But what habits is that instilling in our players? Will that coach be just as pleased when it’s crunch time at the end of a quarter on game day and a similar ball is thrown away because the players have never had to tough it out under pressure or until a goal is scored?
Learning to have the discipline to ‘finish off’ – particularly under mental and physical fatigue – is a skill that becomes more and more important as players progress with their netball.
It’s why you’ll see higher level teams repeating a drill an extra five times after the coach has called “last one”, because players keep dropping a ball or throwing an errant pass.
It’s why the best goalers make sure that when they’re told to put up five shots after a drill or activity, they’ll only finish once they’ve had five successful shots, rather than walking away after three goals and two misses.

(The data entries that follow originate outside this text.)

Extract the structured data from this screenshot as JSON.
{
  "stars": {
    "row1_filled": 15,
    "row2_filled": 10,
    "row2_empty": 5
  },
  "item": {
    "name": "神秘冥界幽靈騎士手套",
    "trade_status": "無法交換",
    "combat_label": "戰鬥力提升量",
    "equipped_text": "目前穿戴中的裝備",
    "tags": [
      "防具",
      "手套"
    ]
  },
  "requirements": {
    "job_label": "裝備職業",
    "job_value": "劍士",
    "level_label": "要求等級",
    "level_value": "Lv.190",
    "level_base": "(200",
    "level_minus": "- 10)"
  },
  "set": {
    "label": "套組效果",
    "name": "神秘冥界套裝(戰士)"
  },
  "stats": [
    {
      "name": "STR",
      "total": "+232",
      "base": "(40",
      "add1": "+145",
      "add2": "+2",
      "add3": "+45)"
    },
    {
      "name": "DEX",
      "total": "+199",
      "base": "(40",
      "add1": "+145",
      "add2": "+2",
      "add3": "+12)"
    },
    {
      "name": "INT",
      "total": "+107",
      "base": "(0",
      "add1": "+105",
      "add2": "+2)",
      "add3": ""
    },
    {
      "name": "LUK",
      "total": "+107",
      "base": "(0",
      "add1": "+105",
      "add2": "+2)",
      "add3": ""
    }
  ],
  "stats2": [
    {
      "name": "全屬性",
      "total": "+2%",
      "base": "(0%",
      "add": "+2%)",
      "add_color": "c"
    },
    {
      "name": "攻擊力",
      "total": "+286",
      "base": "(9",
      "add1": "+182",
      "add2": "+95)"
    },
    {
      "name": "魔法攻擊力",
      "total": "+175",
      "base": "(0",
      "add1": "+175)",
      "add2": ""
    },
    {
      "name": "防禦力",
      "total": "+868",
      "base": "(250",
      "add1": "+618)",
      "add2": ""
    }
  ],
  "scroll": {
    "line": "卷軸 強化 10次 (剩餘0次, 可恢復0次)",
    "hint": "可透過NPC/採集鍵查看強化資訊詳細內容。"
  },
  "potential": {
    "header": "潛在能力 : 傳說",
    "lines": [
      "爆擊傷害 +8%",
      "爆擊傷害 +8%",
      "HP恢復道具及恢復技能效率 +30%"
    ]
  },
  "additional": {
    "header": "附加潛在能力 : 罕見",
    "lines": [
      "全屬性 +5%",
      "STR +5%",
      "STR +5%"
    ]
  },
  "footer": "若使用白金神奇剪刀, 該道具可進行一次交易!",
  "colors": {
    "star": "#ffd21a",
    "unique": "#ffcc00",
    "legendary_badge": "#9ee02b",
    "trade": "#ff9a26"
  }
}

While players might not love the ‘extras’ at the time, there’s a lot to be said for the team camaraderie and mental boost that comes from pushing through something together and players walking away from training knowing they ticked every box and didn’t take any shortcuts.
And though you might not realise it, at some point that resolve will transfer itself to match day.
So the next time your team is ready to walk off the training court, ask yourself (and them) if they nailed that last defensive transition, 20 consecutive passes or shot under the post.
Let’s create some great habits out there.